“Malinda Lansfeldt has led our district during one of the more difficult times that our district has ever experienced,” Stivland said. “She has taken steps to create change that is needed in our district, and we are making progress. She is humble, thoughtful, creative, open, kind, strong, energetic, optimistic and honest.”
The school district is fortunate to “have her leadership during the extraordinarily difficult times,” Stivland said.
The board chair noted the interim superintendent wanted to work with all parties at the table.
“She demonstrates high ethical and moral characteristics,” Stivland said. “Superintendent Lansfeldt has created an atmosphere of trust and mutual respect that has greatly improved with the relationship between the board and the administration.”

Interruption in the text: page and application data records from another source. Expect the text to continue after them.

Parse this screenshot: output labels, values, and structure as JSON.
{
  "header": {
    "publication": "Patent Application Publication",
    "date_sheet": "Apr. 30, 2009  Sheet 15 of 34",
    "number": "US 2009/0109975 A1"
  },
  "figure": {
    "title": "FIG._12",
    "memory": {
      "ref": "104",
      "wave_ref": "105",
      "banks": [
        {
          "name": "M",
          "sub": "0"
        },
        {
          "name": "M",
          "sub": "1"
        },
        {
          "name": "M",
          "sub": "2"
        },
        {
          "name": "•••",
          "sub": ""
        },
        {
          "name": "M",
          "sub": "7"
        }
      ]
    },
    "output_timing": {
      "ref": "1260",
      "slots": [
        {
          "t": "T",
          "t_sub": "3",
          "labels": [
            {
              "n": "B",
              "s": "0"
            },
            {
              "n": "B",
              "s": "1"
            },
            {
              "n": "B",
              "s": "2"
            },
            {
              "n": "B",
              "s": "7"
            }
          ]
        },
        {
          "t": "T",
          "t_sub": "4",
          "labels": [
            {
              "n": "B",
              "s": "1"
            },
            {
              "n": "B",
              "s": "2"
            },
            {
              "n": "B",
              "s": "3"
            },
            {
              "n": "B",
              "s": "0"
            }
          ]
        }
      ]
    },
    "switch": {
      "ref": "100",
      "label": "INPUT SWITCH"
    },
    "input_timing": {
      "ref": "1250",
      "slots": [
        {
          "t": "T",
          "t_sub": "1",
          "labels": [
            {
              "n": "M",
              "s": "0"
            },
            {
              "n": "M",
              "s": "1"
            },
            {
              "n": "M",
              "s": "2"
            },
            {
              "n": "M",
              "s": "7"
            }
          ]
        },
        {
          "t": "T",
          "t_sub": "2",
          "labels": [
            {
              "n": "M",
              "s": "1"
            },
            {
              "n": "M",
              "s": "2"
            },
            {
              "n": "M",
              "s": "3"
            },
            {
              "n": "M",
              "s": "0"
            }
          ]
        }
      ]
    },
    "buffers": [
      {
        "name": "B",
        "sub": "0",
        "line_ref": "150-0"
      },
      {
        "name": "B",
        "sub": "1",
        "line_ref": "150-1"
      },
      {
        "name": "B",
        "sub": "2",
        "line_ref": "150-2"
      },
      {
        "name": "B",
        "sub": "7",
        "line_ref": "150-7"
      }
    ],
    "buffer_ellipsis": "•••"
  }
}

Riehle claimed Lansfeldt was bullied into not accepting a three-year contract by the community and incoming board members.
“So the board directs a three-year contract negotiation,” Riehle said. “All attempts made by directors Sherman, Petrie and Pelletier to move it to a one-year term fail. Director Petrie inserted herself into the negotiation room assuring she was not there to — and I’m paraphrasing — to derail the directive.”
But Riehle claimed that’s exactly what happened.
“Director Petrie tried to negotiate a one-year, and put pressure on Ms. Lansfeldt not to accept a three-year (contract),” Riehle said.
Riehle said the about face from Petrie, Sherman and Pelletier was hypocritical.
“This is not an extension, it’s a new contract …,” Riehle said. “Apparently, process doesn’t matter for a new one-year contract.”
Riehle said Lansfeldt has been on an interview for approximately 14 years. She was referring to how long Lansfeldt has served as an administrator for Stillwater Area Public Schools.
“We are lacking some critical thinking skills on this board driven by blind emotion and allegiance,” Riehle said. “What has been proposed is completely incoherent. It was never about process.”
Weisberg agreed with Riehle’s statements, but she still voted in favor of the one-year contract.
Weisberg stated a two-year contract would have been a better compromise, however plans to negotiate a two-year contract failed on a 4-3 vote with Stivland providing the swing “no” vote at the Dec. 17 meeting.
“I’m disappointed we couldn’t get more than a year, and I hope that the sacrifice that superintendent Lansfeldt made pays off …” Weisberg said. “Thank you Malinda, and I’m so sorry you were put in the middle of this mess. It didn’t have to be this way.”
Ptacek state that although he didn’t get his way with a three-year contract or even a two-year term, he would still support hiring Lansfeldt for another year.
“I think we have an unusual opportunity to have an experienced, knowledgeable — particularly knowledgeable with our district — candidate who we’ve got to agree to a second contract,” Ptacek said moments before the board voted on the issue. “To me that’s important. So for those reasons I am going to support the one-year contract, but I also do that with disappointment and a heavy heart.”
Other than Weisberg, no board members directly responded to Riehle’s claims about bullying Lansfeldt into not accepting a longer term contract.
Prior to adjourning the meeting, board chair Stivland and Pelletier read a joint statement of support for the district and for Lansfeldt. The Dec. 23 meeting was their last on the SAPS board. The two have often disagreed on issues facing the district.
“We agree that Superintendent Lansfeldt will continue to work very hard to create established relationships with all of our stakeholders on behalf of our students and families,” Pelletier said.
Pelletier said as the district organizes for passage of a levy and bond, they will support her efforts.
“We also know how critical these times are for our school district,” Stivland continued. “This is a time of uncertainty and stress. We are hopeful that the incoming board of education and the Pony community at large will join us in supporting Superintendent Lansfeldt, and work together to support one another. This would be best for all of us.”